The longest distance I have ever run is 14 miles, which was in preparation for my last half marathon in March. I started my marathon training program in August…I think. I’m running a half in November, so when my daughter put the program together, she started it as a half training schedule and then swapped it over to a full training schedule at some point. I’m not sure when that point was. Anyway, I’ve been adding a mile a week for the last few weeks, and I just checked my schedule and noticed that I’m getting ready to start adding two. Within the next two weeks, I’ll beat my own distance record.

A friend of mine ran the Chicago marathon. He said if I can make 13 miles, I can “trudge through” the rest. I have another friend that regularly does the Iron Man competition, and he says if you can run 26 miles in a week, you can run it in a day.

Right now, I heartily disagree with them both.

Here’s the problem: when I hit 13 miles, I’m having problems thinking of myself as being half done. At this point in my training schedule, it feels like I’m ALL done. So maybe I can trudge through another 1 or 2 or even 3 miles. But 13?  I finished my long run today, and I later tweeted that I haven’t gotten to the point where I could finish 13 miles and be okay with the fact that I was only halfway there.

Am I supposed to be feeling like I’ve got more in me? Only twice have I finished a 13 and felt like I could keep on going. I start flagging, and when I get to the last two miles, I get this little lift because I figure I only have two miles left and I could do two miles in my sleep. I just don’t let myself think about the fact that it’s a little different when that two comes at the end of eleven others. By the time I get to the last half mile, I’m practically counting my steps.

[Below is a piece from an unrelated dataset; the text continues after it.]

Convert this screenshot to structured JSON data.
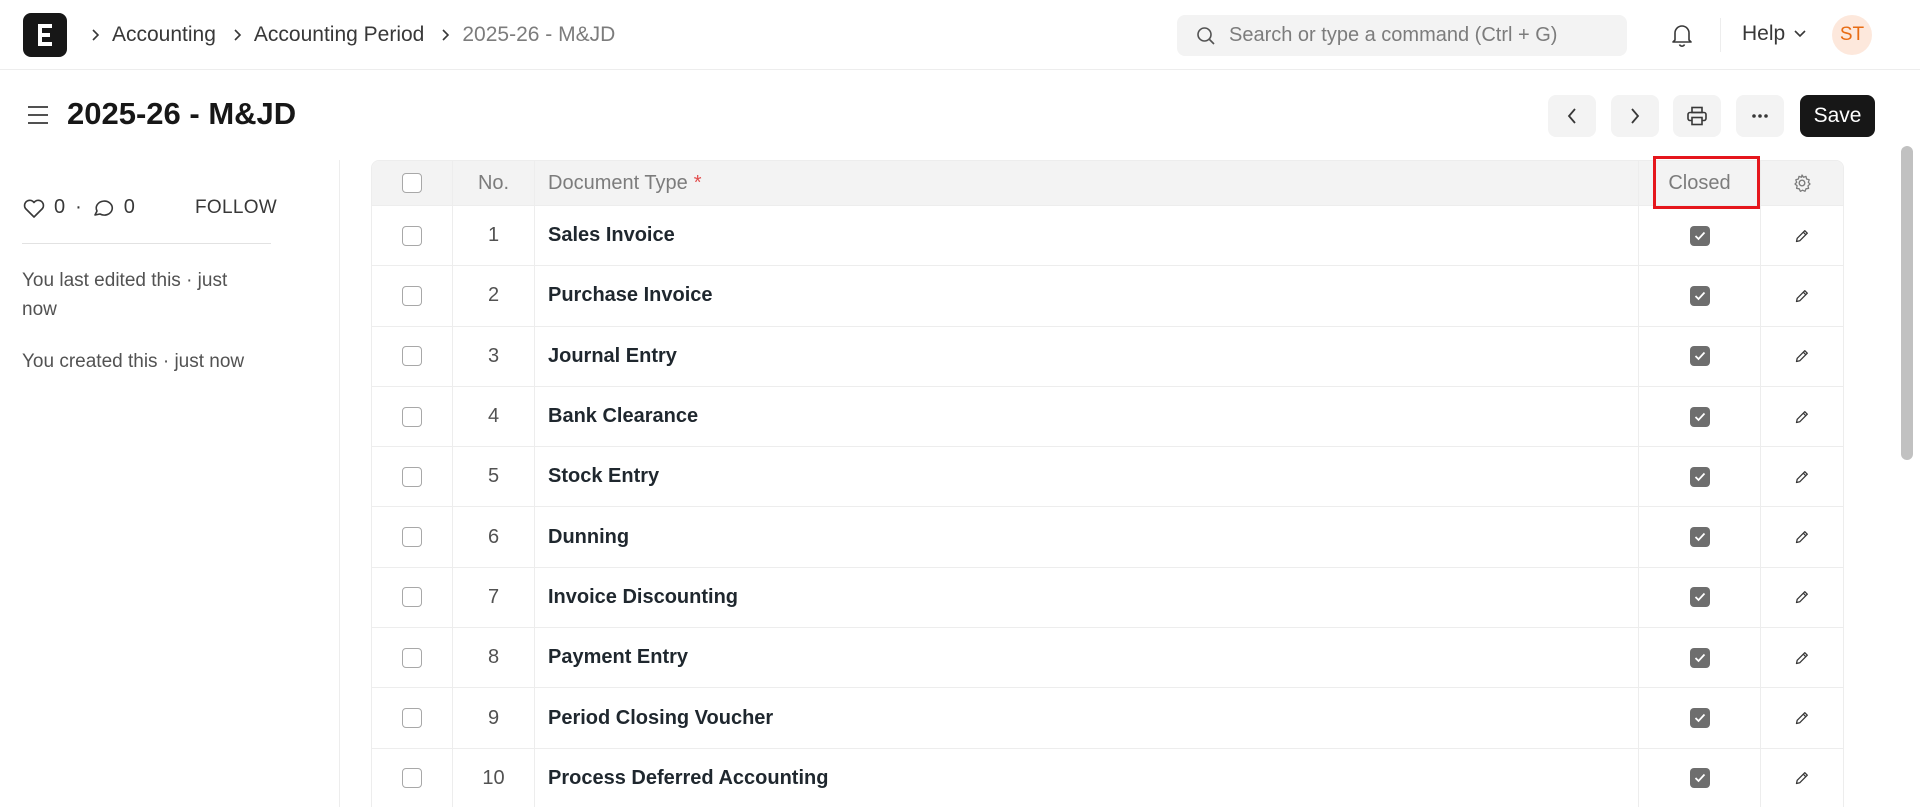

And don’t even get me started on the fact that my twenty year old daughter is telling me I need to speed it up some.  

So, at three months before my first marathon, I have to admit to being intimidated. I think I can finish 26.2 miles. I might be crawling, and will undoubtedly be slower than my daughter would like, but I think I can do this. On the other hand, that’s easy to say now that my joints have been iced and I’m showered and rested. Today, by the time I hit mile 12, I wasn’t so sure. One of my twitterers told me not to let the future mileage scare me and take it one week at a time. Good advice. So this week, I’m going for 14 miles. And when I’m done, I’m going to try really hard not to think about all of the miles I’m not running yet.